• [Action item]
Find the word "this" in the material below and gather every line that contains it.
■ ■ ■ ■ ■
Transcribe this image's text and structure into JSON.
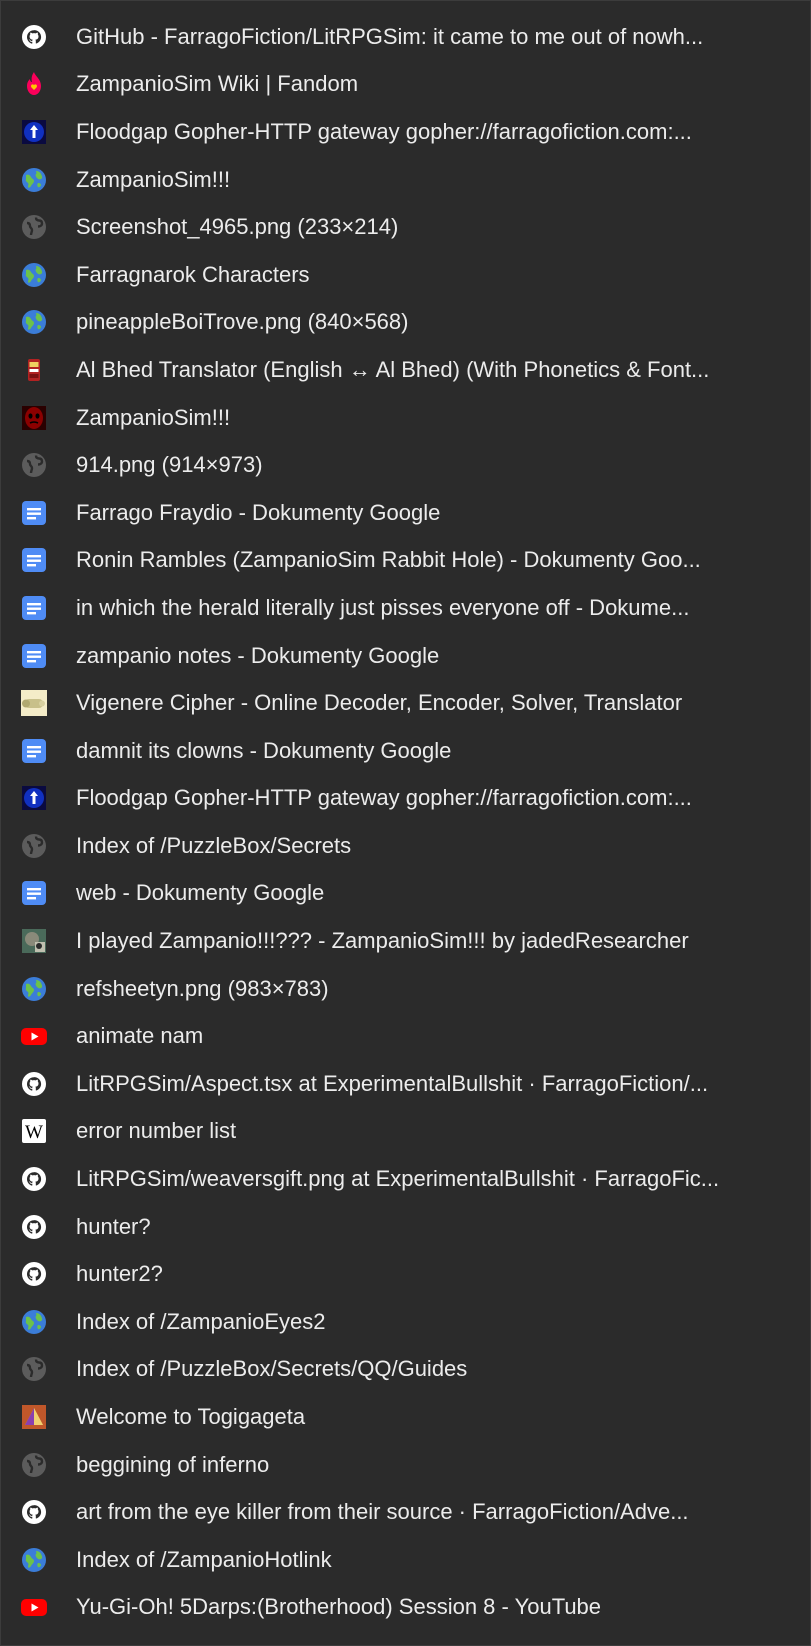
{
  "colors": {
    "menu_background": "#2b2b2b",
    "text": "#ececec",
    "github": "#ffffff",
    "globe_gray": "#5c5c5c",
    "docs_blue": "#4f8cf5",
    "youtube_red": "#ff0000",
    "fandom_pink": "#fa005a",
    "earth_blue": "#3b7dd8",
    "earth_green": "#6cc24a"
  },
  "bookmarks": {
    "items": [
      {
        "icon": "github-icon",
        "title": "GitHub - FarragoFiction/LitRPGSim: it came to me out of nowh..."
      },
      {
        "icon": "fandom-flame-icon",
        "title": "ZampanioSim Wiki | Fandom"
      },
      {
        "icon": "floodgap-icon",
        "title": "Floodgap Gopher-HTTP gateway gopher://farragofiction.com:..."
      },
      {
        "icon": "earth-globe-icon",
        "title": "ZampanioSim!!!"
      },
      {
        "icon": "default-globe-icon",
        "title": "Screenshot_4965.png (233×214)"
      },
      {
        "icon": "earth-globe-icon",
        "title": "Farragnarok Characters"
      },
      {
        "icon": "earth-globe-icon",
        "title": "pineappleBoiTrove.png (840×568)"
      },
      {
        "icon": "al-bhed-icon",
        "title": "Al Bhed Translator (English ↔ Al Bhed) (With Phonetics & Font..."
      },
      {
        "icon": "red-mask-icon",
        "title": "ZampanioSim!!!"
      },
      {
        "icon": "default-globe-icon",
        "title": "914.png (914×973)"
      },
      {
        "icon": "google-docs-icon",
        "title": "Farrago Fraydio - Dokumenty Google"
      },
      {
        "icon": "google-docs-icon",
        "title": "Ronin Rambles (ZampanioSim Rabbit Hole) - Dokumenty Goo..."
      },
      {
        "icon": "google-docs-icon",
        "title": "in which the herald literally just pisses everyone off - Dokume..."
      },
      {
        "icon": "google-docs-icon",
        "title": "zampanio notes - Dokumenty Google"
      },
      {
        "icon": "cipher-scroll-icon",
        "title": "Vigenere Cipher - Online Decoder, Encoder, Solver, Translator"
      },
      {
        "icon": "google-docs-icon",
        "title": "damnit its clowns - Dokumenty Google"
      },
      {
        "icon": "floodgap-icon",
        "title": "Floodgap Gopher-HTTP gateway gopher://farragofiction.com:..."
      },
      {
        "icon": "default-globe-icon",
        "title": "Index of /PuzzleBox/Secrets"
      },
      {
        "icon": "google-docs-icon",
        "title": "web - Dokumenty Google"
      },
      {
        "icon": "itch-avatar-icon",
        "title": "I played Zampanio!!!??? - ZampanioSim!!! by jadedResearcher"
      },
      {
        "icon": "earth-globe-icon",
        "title": "refsheetyn.png (983×783)"
      },
      {
        "icon": "youtube-icon",
        "title": "animate nam"
      },
      {
        "icon": "github-icon",
        "title": "LitRPGSim/Aspect.tsx at ExperimentalBullshit · FarragoFiction/..."
      },
      {
        "icon": "wikipedia-icon",
        "title": "error number list"
      },
      {
        "icon": "github-icon",
        "title": "LitRPGSim/weaversgift.png at ExperimentalBullshit · FarragoFic..."
      },
      {
        "icon": "github-icon",
        "title": "hunter?"
      },
      {
        "icon": "github-icon",
        "title": "hunter2?"
      },
      {
        "icon": "earth-globe-icon",
        "title": "Index of /ZampanioEyes2"
      },
      {
        "icon": "default-globe-icon",
        "title": "Index of /PuzzleBox/Secrets/QQ/Guides"
      },
      {
        "icon": "pyramid-icon",
        "title": "Welcome to Togigageta"
      },
      {
        "icon": "default-globe-icon",
        "title": "beggining of inferno"
      },
      {
        "icon": "github-icon",
        "title": "art from the eye killer from their source · FarragoFiction/Adve..."
      },
      {
        "icon": "earth-globe-icon",
        "title": "Index of /ZampanioHotlink"
      },
      {
        "icon": "youtube-icon",
        "title": "Yu-Gi-Oh! 5Darps:(Brotherhood) Session 8 - YouTube"
      }
    ]
  }
}
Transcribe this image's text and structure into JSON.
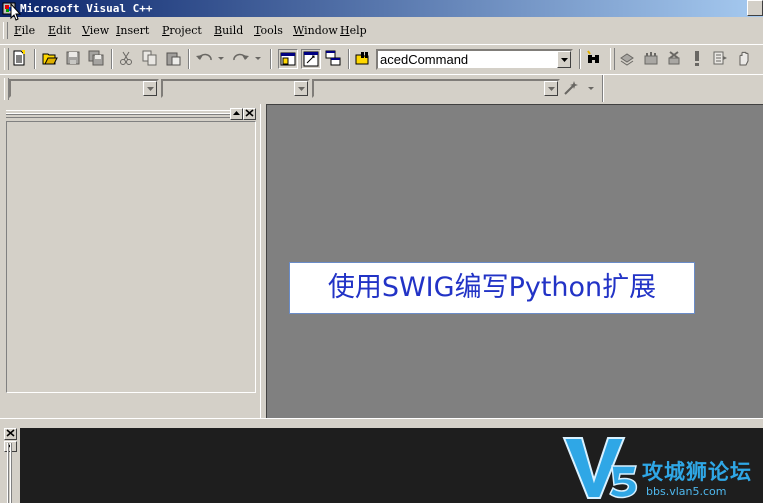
{
  "window": {
    "title": "Microsoft Visual C++"
  },
  "menu": [
    {
      "acc": "F",
      "rest": "ile"
    },
    {
      "acc": "E",
      "rest": "dit"
    },
    {
      "acc": "V",
      "rest": "iew"
    },
    {
      "acc": "I",
      "rest": "nsert"
    },
    {
      "acc": "P",
      "rest": "roject"
    },
    {
      "acc": "B",
      "rest": "uild"
    },
    {
      "acc": "T",
      "rest": "ools"
    },
    {
      "acc": "W",
      "rest": "indow"
    },
    {
      "acc": "H",
      "rest": "elp"
    }
  ],
  "toolbar": {
    "find_combo_value": "acedCommand",
    "icons": [
      "new-text-file-icon",
      "open-icon",
      "save-icon",
      "save-all-icon",
      "cut-icon",
      "copy-icon",
      "paste-icon",
      "undo-icon",
      "redo-icon",
      "workspace-icon",
      "output-window-icon",
      "window-list-icon",
      "find-in-files-icon",
      "find-icon",
      "compile-icon",
      "build-icon",
      "stop-build-icon",
      "execute-icon",
      "go-icon",
      "breakpoint-icon"
    ]
  },
  "wizardbar": {
    "class_combo": "",
    "filter_combo": "",
    "members_combo": ""
  },
  "banner": {
    "text": "使用SWIG编写Python扩展"
  },
  "watermark": {
    "brand": "攻城狮论坛",
    "url": "bbs.vlan5.com",
    "logo_letters": "V5"
  },
  "colors": {
    "titlebar_start": "#0a246a",
    "titlebar_end": "#a6caf0",
    "banner_text": "#2233c6",
    "watermark": "#2fa7e6"
  }
}
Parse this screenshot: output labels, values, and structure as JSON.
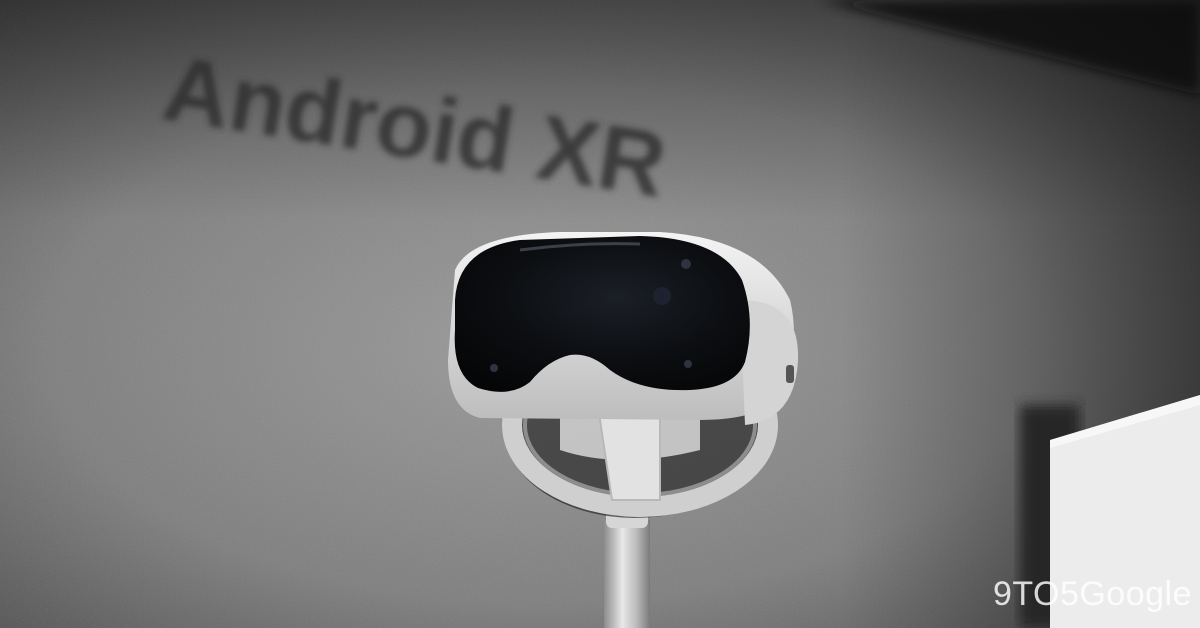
{
  "photo": {
    "wall_sign": "Android XR",
    "subject": "headset-on-display-stand-icon"
  },
  "watermark": {
    "text": "9TO5Google"
  },
  "colors": {
    "wall": "#8d8d8d",
    "wall_dark": "#4a4a4a",
    "sign_text": "#2a2a2a",
    "visor": "#0d0f12",
    "headset_shell": "#e6e6e6",
    "stand_pole": "#c8c8c8"
  }
}
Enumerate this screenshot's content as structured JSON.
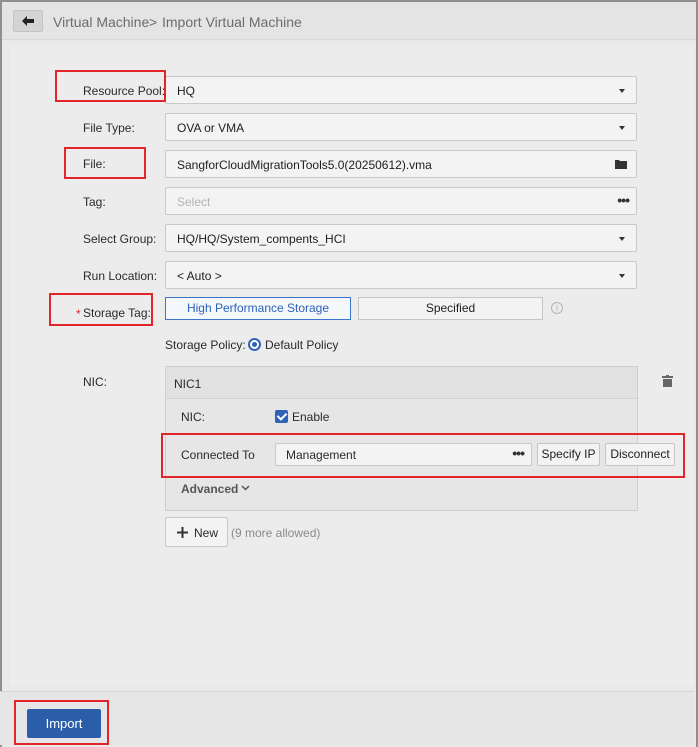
{
  "breadcrumb": {
    "parent": "Virtual Machine",
    "separator": ">",
    "current": "Import Virtual Machine"
  },
  "form": {
    "resource_pool": {
      "label": "Resource Pool:",
      "value": "HQ"
    },
    "file_type": {
      "label": "File Type:",
      "value": "OVA or VMA"
    },
    "file": {
      "label": "File:",
      "value": "SangforCloudMigrationTools5.0(20250612).vma"
    },
    "tag": {
      "label": "Tag:",
      "placeholder": "Select"
    },
    "select_group": {
      "label": "Select Group:",
      "value": "HQ/HQ/System_compents_HCI"
    },
    "run_location": {
      "label": "Run Location:",
      "value": "< Auto >"
    },
    "storage_tag": {
      "required_mark": "*",
      "label": "Storage Tag:",
      "options": [
        "High Performance Storage",
        "Specified"
      ],
      "selected": "High Performance Storage"
    },
    "storage_policy": {
      "label": "Storage Policy:",
      "value": "Default Policy"
    },
    "nic": {
      "label": "NIC:",
      "panel_title": "NIC1",
      "enable_label": "NIC:",
      "enable_text": "Enable",
      "enabled": true,
      "connected_to_label": "Connected To",
      "connected_to_value": "Management",
      "specify_ip_label": "Specify IP",
      "disconnect_label": "Disconnect",
      "advanced_label": "Advanced"
    },
    "new_button": {
      "label": "New",
      "hint": "(9 more allowed)"
    }
  },
  "footer": {
    "import_label": "Import"
  },
  "colors": {
    "accent": "#2a5ea8",
    "highlight": "#e3242b"
  }
}
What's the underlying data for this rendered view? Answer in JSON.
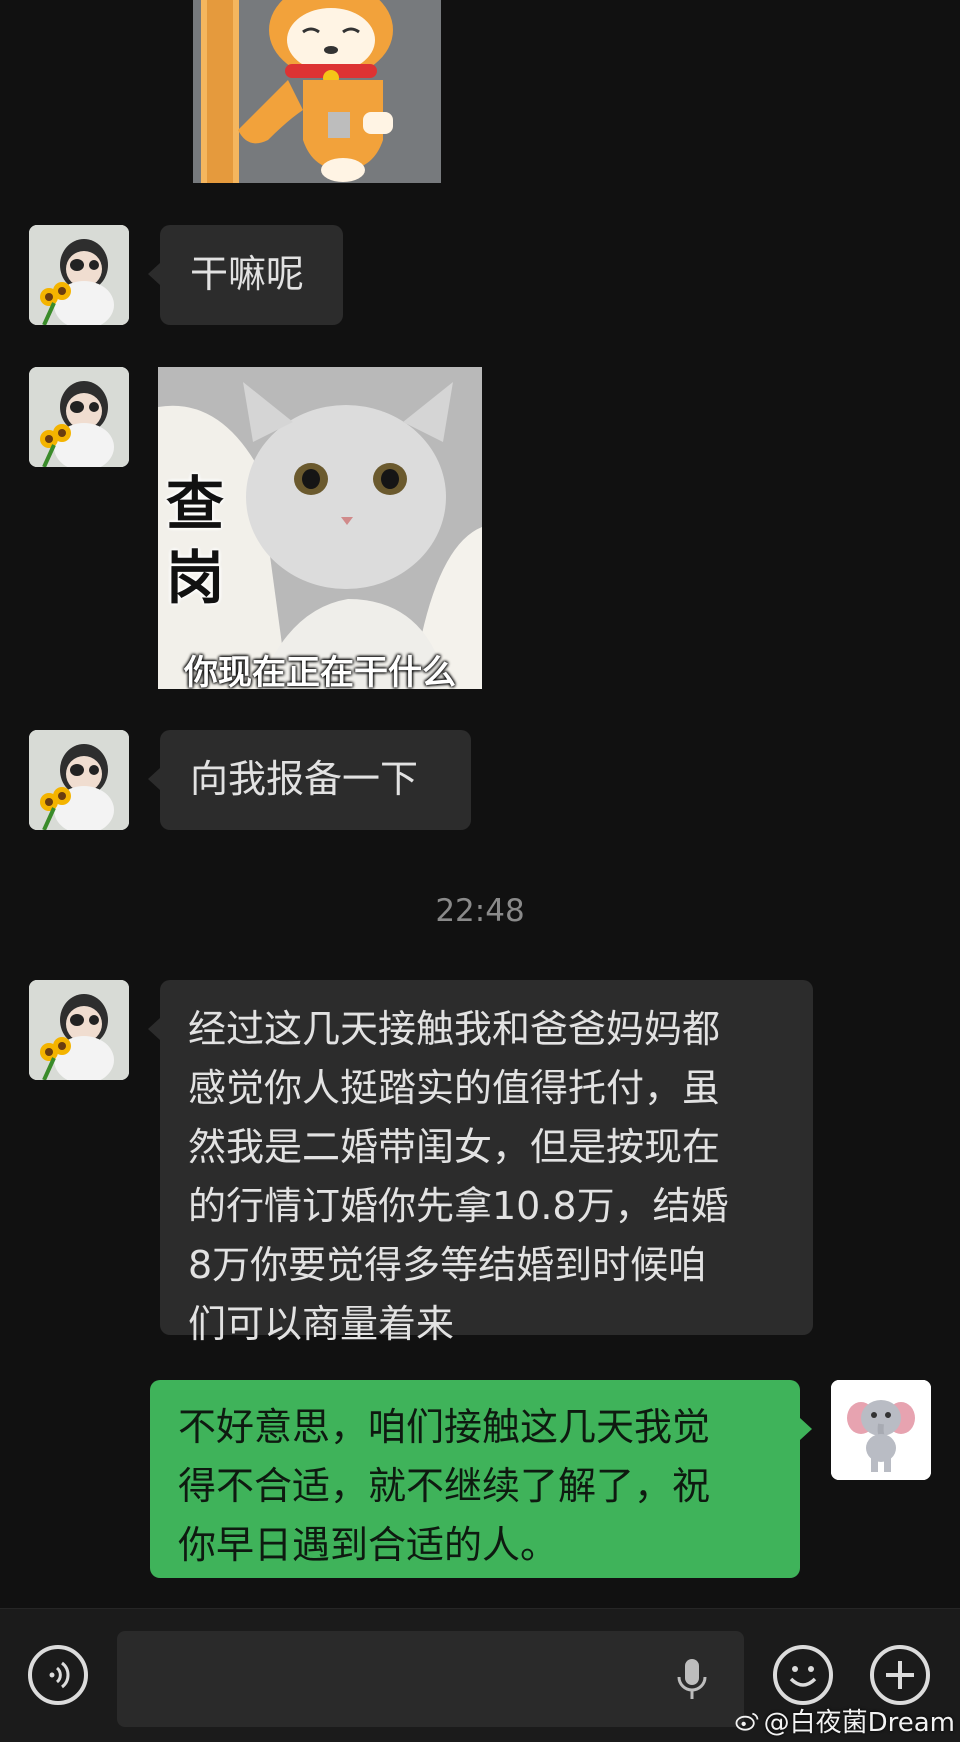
{
  "messages": [
    {
      "text": "干嘛呢"
    },
    {
      "sticker_caption_side": "查岗",
      "sticker_caption_bottom": "你现在正在干什么"
    },
    {
      "text": "向我报备一下"
    },
    {
      "timestamp": "22:48"
    },
    {
      "lines": [
        "经过这几天接触我和爸爸妈妈都",
        "感觉你人挺踏实的值得托付，虽",
        "然我是二婚带闺女，但是按现在",
        "的行情订婚你先拿10.8万，结婚",
        "8万你要觉得多等结婚到时候咱",
        "们可以商量着来"
      ]
    },
    {
      "lines": [
        "不好意思，咱们接触这几天我觉",
        "得不合适，就不继续了解了，祝",
        "你早日遇到合适的人。"
      ]
    }
  ],
  "watermark": "@白夜菌Dream",
  "icons": {
    "voice": "voice-toggle-icon",
    "mic": "microphone-icon",
    "emoji": "emoji-icon",
    "add": "plus-icon",
    "weibo": "weibo-logo-icon"
  },
  "colors": {
    "background": "#111111",
    "incoming_bubble": "#2c2c2c",
    "outgoing_bubble": "#3fb35a"
  }
}
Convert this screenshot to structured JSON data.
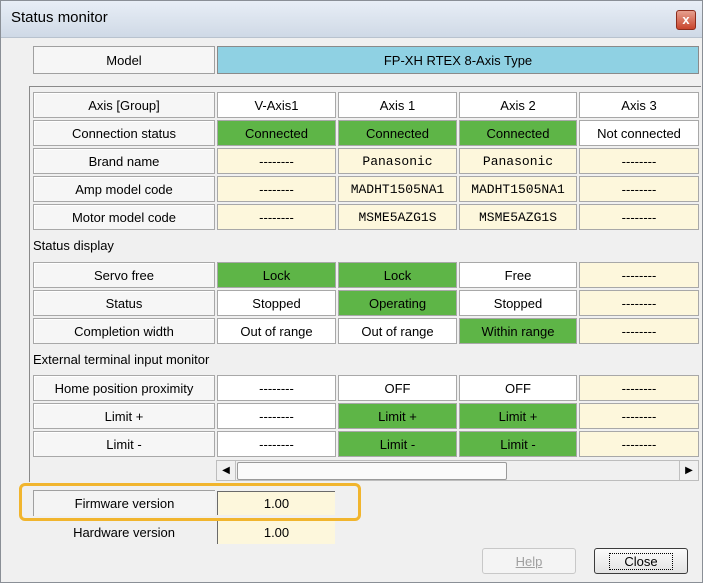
{
  "window": {
    "title": "Status monitor",
    "close_glyph": "x"
  },
  "model": {
    "label": "Model",
    "value": "FP-XH RTEX 8-Axis Type"
  },
  "table": {
    "axis_header": "Axis [Group]",
    "columns": [
      "V-Axis1",
      "Axis 1",
      "Axis 2",
      "Axis 3"
    ],
    "top_rows": [
      {
        "label": "Connection status",
        "cells": [
          {
            "text": "Connected",
            "style": "green"
          },
          {
            "text": "Connected",
            "style": "green"
          },
          {
            "text": "Connected",
            "style": "green"
          },
          {
            "text": "Not connected",
            "style": "white"
          }
        ]
      },
      {
        "label": "Brand name",
        "cells": [
          {
            "text": "--------",
            "style": "yellow"
          },
          {
            "text": "Panasonic",
            "style": "yellow",
            "mono": true
          },
          {
            "text": "Panasonic",
            "style": "yellow",
            "mono": true
          },
          {
            "text": "--------",
            "style": "yellow"
          }
        ]
      },
      {
        "label": "Amp model code",
        "cells": [
          {
            "text": "--------",
            "style": "yellow"
          },
          {
            "text": "MADHT1505NA1",
            "style": "yellow",
            "mono": true
          },
          {
            "text": "MADHT1505NA1",
            "style": "yellow",
            "mono": true
          },
          {
            "text": "--------",
            "style": "yellow"
          }
        ]
      },
      {
        "label": "Motor model code",
        "cells": [
          {
            "text": "--------",
            "style": "yellow"
          },
          {
            "text": "MSME5AZG1S",
            "style": "yellow",
            "mono": true
          },
          {
            "text": "MSME5AZG1S",
            "style": "yellow",
            "mono": true
          },
          {
            "text": "--------",
            "style": "yellow"
          }
        ]
      }
    ],
    "status_section": "Status display",
    "status_rows": [
      {
        "label": "Servo free",
        "cells": [
          {
            "text": "Lock",
            "style": "green"
          },
          {
            "text": "Lock",
            "style": "green"
          },
          {
            "text": "Free",
            "style": "white"
          },
          {
            "text": "--------",
            "style": "yellow"
          }
        ]
      },
      {
        "label": "Status",
        "cells": [
          {
            "text": "Stopped",
            "style": "white"
          },
          {
            "text": "Operating",
            "style": "green"
          },
          {
            "text": "Stopped",
            "style": "white"
          },
          {
            "text": "--------",
            "style": "yellow"
          }
        ]
      },
      {
        "label": "Completion width",
        "cells": [
          {
            "text": "Out of range",
            "style": "white"
          },
          {
            "text": "Out of range",
            "style": "white"
          },
          {
            "text": "Within range",
            "style": "green"
          },
          {
            "text": "--------",
            "style": "yellow"
          }
        ]
      }
    ],
    "input_section": "External terminal input monitor",
    "input_rows": [
      {
        "label": "Home position proximity",
        "cells": [
          {
            "text": "--------",
            "style": "white"
          },
          {
            "text": "OFF",
            "style": "white"
          },
          {
            "text": "OFF",
            "style": "white"
          },
          {
            "text": "--------",
            "style": "yellow"
          }
        ]
      },
      {
        "label": "Limit +",
        "cells": [
          {
            "text": "--------",
            "style": "white"
          },
          {
            "text": "Limit +",
            "style": "green"
          },
          {
            "text": "Limit +",
            "style": "green"
          },
          {
            "text": "--------",
            "style": "yellow"
          }
        ]
      },
      {
        "label": "Limit -",
        "cells": [
          {
            "text": "--------",
            "style": "white"
          },
          {
            "text": "Limit -",
            "style": "green"
          },
          {
            "text": "Limit -",
            "style": "green"
          },
          {
            "text": "--------",
            "style": "yellow"
          }
        ]
      }
    ]
  },
  "scrollbar": {
    "left_glyph": "◀",
    "right_glyph": "▶"
  },
  "firmware": {
    "label": "Firmware version",
    "value": "1.00"
  },
  "hardware": {
    "label": "Hardware version",
    "value": "1.00"
  },
  "buttons": {
    "help": "Help",
    "close": "Close"
  },
  "colors": {
    "connected_green": "#5eb547",
    "model_blue": "#8fd1e3",
    "highlight": "#f1b52e"
  }
}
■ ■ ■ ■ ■
• [Result of the exercise]
Transcribe this image's text and structure into JSON.
Transcribe this image's text and structure into JSON.
Parse this screenshot: output labels, values, and structure as JSON.
Enumerate this screenshot's content as structured JSON.
What's the underlying data for this rendered view? Answer in JSON.
Convert this screenshot to structured JSON data.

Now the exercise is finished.